‘Dollbaby’ recalls racial upheaval of 1960s New Orleans _lowres

'Dollbaby' by Laura McNeal

Four books from local authors will be featured during the 2014 season of Coffee and Conversation, a literary initiative sponsored by the Tennessee Williams/New Orleans Literary Festival and the Jefferson Parish Library.
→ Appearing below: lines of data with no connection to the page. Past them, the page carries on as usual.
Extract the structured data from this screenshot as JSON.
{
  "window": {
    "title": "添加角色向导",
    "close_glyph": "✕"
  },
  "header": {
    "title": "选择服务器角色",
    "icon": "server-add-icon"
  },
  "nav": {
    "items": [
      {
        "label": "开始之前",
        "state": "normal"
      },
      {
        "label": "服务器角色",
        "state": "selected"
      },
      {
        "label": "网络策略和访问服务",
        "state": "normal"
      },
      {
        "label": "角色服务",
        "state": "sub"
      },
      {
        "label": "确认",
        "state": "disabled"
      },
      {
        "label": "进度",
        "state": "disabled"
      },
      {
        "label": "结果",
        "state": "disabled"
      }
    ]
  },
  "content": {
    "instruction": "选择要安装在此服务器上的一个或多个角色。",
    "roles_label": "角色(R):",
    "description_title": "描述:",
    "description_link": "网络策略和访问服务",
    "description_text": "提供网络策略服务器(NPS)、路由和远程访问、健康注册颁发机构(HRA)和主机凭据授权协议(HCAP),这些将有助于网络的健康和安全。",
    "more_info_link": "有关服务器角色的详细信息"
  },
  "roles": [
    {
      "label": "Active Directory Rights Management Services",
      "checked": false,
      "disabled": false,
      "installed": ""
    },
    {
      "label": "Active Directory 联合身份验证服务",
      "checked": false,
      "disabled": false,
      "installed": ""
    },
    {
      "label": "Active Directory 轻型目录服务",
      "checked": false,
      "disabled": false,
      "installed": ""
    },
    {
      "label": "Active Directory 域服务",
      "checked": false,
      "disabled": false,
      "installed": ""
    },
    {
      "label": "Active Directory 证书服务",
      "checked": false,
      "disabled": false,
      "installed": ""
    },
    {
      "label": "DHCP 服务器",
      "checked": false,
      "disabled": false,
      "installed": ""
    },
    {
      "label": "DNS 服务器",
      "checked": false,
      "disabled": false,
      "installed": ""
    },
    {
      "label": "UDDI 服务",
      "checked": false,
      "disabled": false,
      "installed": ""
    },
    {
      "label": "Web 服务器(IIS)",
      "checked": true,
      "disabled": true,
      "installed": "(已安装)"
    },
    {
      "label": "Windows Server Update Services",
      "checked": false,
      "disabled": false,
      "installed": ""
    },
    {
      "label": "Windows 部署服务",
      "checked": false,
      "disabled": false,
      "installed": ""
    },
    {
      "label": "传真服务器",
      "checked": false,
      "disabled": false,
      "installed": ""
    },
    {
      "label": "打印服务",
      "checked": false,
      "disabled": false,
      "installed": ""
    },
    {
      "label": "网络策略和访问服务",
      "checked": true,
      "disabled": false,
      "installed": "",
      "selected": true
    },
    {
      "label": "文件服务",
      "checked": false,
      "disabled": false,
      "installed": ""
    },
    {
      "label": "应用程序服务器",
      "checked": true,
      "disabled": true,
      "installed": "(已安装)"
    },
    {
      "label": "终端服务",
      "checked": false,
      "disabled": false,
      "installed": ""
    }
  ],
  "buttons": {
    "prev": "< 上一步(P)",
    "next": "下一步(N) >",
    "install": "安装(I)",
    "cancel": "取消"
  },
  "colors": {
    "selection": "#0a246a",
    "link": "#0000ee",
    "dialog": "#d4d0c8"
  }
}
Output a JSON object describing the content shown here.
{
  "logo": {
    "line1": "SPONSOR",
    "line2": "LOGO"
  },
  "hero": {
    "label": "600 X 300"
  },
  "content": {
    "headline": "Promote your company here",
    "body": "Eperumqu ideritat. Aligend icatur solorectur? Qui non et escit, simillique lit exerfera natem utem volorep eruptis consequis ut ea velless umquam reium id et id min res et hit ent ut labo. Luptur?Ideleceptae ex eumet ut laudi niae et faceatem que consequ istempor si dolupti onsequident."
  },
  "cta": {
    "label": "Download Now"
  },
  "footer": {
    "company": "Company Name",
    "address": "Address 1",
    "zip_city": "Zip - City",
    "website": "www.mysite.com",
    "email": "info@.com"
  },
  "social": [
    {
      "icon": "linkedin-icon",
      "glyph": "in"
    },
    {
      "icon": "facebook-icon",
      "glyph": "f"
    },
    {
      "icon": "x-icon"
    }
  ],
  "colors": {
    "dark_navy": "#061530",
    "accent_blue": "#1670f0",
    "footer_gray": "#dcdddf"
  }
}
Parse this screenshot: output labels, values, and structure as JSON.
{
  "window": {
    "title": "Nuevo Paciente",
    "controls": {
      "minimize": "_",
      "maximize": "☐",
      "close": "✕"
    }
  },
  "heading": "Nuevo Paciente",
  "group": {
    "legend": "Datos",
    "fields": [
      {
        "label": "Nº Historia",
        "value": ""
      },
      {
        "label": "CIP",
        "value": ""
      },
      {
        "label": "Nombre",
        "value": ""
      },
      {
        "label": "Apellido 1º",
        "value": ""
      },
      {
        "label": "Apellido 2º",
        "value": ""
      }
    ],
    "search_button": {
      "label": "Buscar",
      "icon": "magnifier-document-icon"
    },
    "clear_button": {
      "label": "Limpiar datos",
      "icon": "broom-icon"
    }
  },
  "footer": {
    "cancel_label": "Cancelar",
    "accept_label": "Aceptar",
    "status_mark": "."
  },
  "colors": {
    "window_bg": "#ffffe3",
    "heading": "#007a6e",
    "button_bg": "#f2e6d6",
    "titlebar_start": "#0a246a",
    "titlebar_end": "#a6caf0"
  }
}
The events will be at 7 p.m. in the meeting rooms of the East Bank Regional Library, 4747 W. Napoleon Ave., Metairie, as follows.

  • Wednesday, Oct. 1, Laura Lane McNeal, author of “Dollbaby.” “Dollbaby” begins when Ibby Bell’s father dies unexpectedly in summer 1964. Her mother unceremoniously deposits Ibby with her eccentric grandmother Fannie and throws in her father’s urn for good measure.
  • Thursday, Oct. 9, Scott Cowen, “The Inevitable City.” The book presents 10 principles that changed the game for this city and, if adopted, can alter the curve for any business, endeavor, community — and perhaps even a nation. It is the story of the resurgence and reinvention of one of America’s greatest cities.
  • Thursday, Oct. 16, Sally Asher, “Hope and New Orleans,” explains Bourbon’s royal lineage, the magnitude of Napoleon’s influence, how Tchoupitoulas’ history is just as long and vexing as its spelling and why mispronouncing such streets as Burgundy, Calliope and Socrates doesn’t mean you are incorrect —it just means you are local.
  • Wednesday, Nov. 19, Richard Campanella, “Bourbon Street, A History.” New Orleans is a city of many storied streets, but only one conjures up as much passion as it does fervent hatred, simultaneously polarizing the public while drawing millions of visitors a year.

POETRY TIME: Brad Richard, a local poet and chair of the creative writing program at Lusher Charter High School, and Carolyn Hembree, a poetry teacher at the University of New Orleans, will read and sign copies of their books at 7 p.m. on Tuesday, Sept. 30, at the East Bank Regional Library, 4747 W. Napoleon, Metairie.

Richard’s poetry collection “Motion Studies” won the 2010 Washington Prize from The Word Works.

Hembree’s first poetry collection, “Skinny,” was published by Kore Press in 2012. She has received three Pushcart Prize nominations for individual poems.

Members of the Friends of the Jefferson Public Library will sell copies of the books.

WORLD WAR II DISCUSSION GROUP: Kim Guise, a curator at the National WWII Museum, will speak on “Wartime Logs” at 7 p.m. on Thursday, Oct. 2, at the East Bank Regional Library in Metairie. Wartime Logs are the special diaries that the YMCA and Red Cross provided for POWs held captive by the Germans in WWII. They served as sketchbooks, journals, cookbooks, song books and photo albums. The World War II Discussion Group, headed by local teacher and historian Brian Altobello, meets the first Thursday of every month to discuss events of the 1930s and 1940s.

GREAT BOOKS DISCUSSION GROUP: The group meets at 7 p.m. on Tuesday, Oct. 7, at the Old Metairie Library. The book to be discussed during this session is “Iphigenia at Aulis” by Euripides. The group helps people learn how to think and share ideas by educating them to become participants in, leaders of and advocates for “shared inquiry.” It meets the first and third Tuesdays of each month.

TOASTMASTERS: Those interested in improving their public speaking skills can choose between two different Toastmaster groups that meet at the Old Metairie Library, 2350 Metairie Road, Metairie. The Naturally Nawlins Toastmaster Group meets at 6 p.m. on Tuesday, Sept. 30. The APAS Toastmaster Group meets at 6:30 p.m. on Thursday, Oct. 2. Both groups provide a supportive and positive learning experience in which members are empowered to develop communication and leadership skills.

MIND YOUR KNITTING: The Monday Knitters Group gathers each Monday from 1 p.m. to 3 p.m. at the Gretna Library, 102 Willow Drive, Gretna. Bev Madere, Craft Yarn Council of America Master Knitter, facilitates this group of adult knitters. All level of skills welcomed; basic knitting skills are taught to beginners.

For more information about programs at the 15 branches of the Jefferson Parish Library, visit www.jplibrary.net or friend the library’s Facebook page for daily programming updates.